(A metaphor for MOOC learning, perhaps. Chatter, chaos, and signal to noise. Meaningful conversations to those participating in them. Literally, it is the sound of a noisy restaurant in Seoul recorded from my phone).
I found myself feeling trepidation recently about committing myself to the Change#11 MOOC and for the last week or so I was struggling to determine why. I have read everything that has been posted to the site, I have followed the hashtag thread (#change11) and read blog posts as often as possible. I have done more or less everything except sit down and interact either through the discussion postings or even through my own reflection here on this blog. As each day passed, I grew more concerned over what I perceived as laziness, indifference, or even dread.
By way of background, I participate in these types of things often. I participated in MobiMOOC (quite actively) and since the completion of that course, I have participated in a small research team that spun off from that course and we have authored two papers and are working actively on the third. These papers all address MOOCs to some degree, hence the professional, personal, and social interest in the MOOC. I have a background in education, a few advanced degrees, years of teaching experiences, a title that says Education Manager. Change 2011 seems a perfect fit.
Yet I resisted and I am starting to realize that it wasn’t laziness. It was the balance that had yet to appear. I hadn’t determined a suitable mode of participation for myself in this course and yet was fairly confident that due to personal and professional commitments (just moved to Seoul, work, conferences, research groups, etc.) I wouldn’t be able to guarantee a level of commitment akin to the MobiMOOC. This troubled me. I like to do things at full speed, but this is a marathon and not a sprint. This is over 30 weeks. This is commitment. This is an opportunity to establish a nuanced approach to my learning strategies. A learning maturity of sorts.
So, I do believe that I am going to define myself as an agile lurker on the course. I will read as much as possible, reflect as much as possible, yet remain slightly aloof (for lack of a better term). I will seize opportunities as they appear in terms of participating in meaningful activities or interactions (meaningful in terms of matching to my learning expectations and needs). I will monitor, occasionally poke and prod (gregariously), interpret, bandy ideas about, and occasionally come forth socially and interact. This level of participation will allow for the balance I am looking for, hopefully inoculate me against participatory burnout, identify a fluid information filtering strategy to avoid overflow, meander amongst nodes of activity in true flaneur style. Pick things up, ponder them, put them down, and go and make some things.
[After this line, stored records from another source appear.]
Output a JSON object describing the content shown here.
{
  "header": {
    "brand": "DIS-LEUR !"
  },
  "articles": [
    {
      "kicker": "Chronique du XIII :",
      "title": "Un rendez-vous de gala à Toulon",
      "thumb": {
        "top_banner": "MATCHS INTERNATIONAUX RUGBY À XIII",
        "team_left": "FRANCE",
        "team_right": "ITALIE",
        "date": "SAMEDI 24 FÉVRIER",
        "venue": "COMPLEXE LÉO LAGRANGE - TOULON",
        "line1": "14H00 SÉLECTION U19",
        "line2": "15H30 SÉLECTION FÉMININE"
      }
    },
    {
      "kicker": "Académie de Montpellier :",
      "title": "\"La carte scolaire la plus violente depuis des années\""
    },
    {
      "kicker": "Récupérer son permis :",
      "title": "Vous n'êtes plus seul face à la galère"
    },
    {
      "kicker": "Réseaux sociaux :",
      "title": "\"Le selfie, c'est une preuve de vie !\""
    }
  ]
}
Wander the lanes and buildings of the Change Campus (that is the metaphor I am using for MOOCs) and see what proves intriguing.
This is my learning structure. The development of this structure are my learning needs. Balance, focus, exploration, meaningful interaction, adjustment. And now I feel better.